• [DATA PROVIDED]
((

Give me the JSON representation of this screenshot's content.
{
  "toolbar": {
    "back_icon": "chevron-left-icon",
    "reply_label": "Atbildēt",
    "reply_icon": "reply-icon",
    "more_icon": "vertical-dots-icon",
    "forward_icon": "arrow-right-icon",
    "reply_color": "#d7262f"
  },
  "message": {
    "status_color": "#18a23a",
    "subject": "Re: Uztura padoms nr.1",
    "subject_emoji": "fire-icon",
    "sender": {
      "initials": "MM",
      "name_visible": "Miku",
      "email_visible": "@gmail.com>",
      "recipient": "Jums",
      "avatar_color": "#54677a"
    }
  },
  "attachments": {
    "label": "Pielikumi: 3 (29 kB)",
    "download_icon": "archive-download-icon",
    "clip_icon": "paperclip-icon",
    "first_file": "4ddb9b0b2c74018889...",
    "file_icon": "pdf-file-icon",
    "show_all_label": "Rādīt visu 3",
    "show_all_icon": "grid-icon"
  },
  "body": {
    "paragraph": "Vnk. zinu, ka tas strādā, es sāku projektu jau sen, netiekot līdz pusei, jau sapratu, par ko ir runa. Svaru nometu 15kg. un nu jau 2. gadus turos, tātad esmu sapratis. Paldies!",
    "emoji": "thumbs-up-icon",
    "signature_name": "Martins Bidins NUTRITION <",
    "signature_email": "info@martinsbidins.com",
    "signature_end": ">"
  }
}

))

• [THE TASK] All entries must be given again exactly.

• [OUTPUT FOR THIS EXERCISE]
Give me the JSON representation of this screenshot's content.
{
  "toolbar": {
    "back_icon": "chevron-left-icon",
    "reply_label": "Atbildēt",
    "reply_icon": "reply-icon",
    "more_icon": "vertical-dots-icon",
    "forward_icon": "arrow-right-icon",
    "reply_color": "#d7262f"
  },
  "message": {
    "status_color": "#18a23a",
    "subject": "Re: Uztura padoms nr.1",
    "subject_emoji": "fire-icon",
    "sender": {
      "initials": "MM",
      "name_visible": "Miku",
      "email_visible": "@gmail.com>",
      "recipient": "Jums",
      "avatar_color": "#54677a"
    }
  },
  "attachments": {
    "label": "Pielikumi: 3 (29 kB)",
    "download_icon": "archive-download-icon",
    "clip_icon": "paperclip-icon",
    "first_file": "4ddb9b0b2c74018889...",
    "file_icon": "pdf-file-icon",
    "show_all_label": "Rādīt visu 3",
    "show_all_icon": "grid-icon"
  },
  "body": {
    "paragraph": "Vnk. zinu, ka tas strādā, es sāku projektu jau sen, netiekot līdz pusei, jau sapratu, par ko ir runa. Svaru nometu 15kg. un nu jau 2. gadus turos, tātad esmu sapratis. Paldies!",
    "emoji": "thumbs-up-icon",
    "signature_name": "Martins Bidins NUTRITION <",
    "signature_email": "info@martinsbidins.com",
    "signature_end": ">"
  }
}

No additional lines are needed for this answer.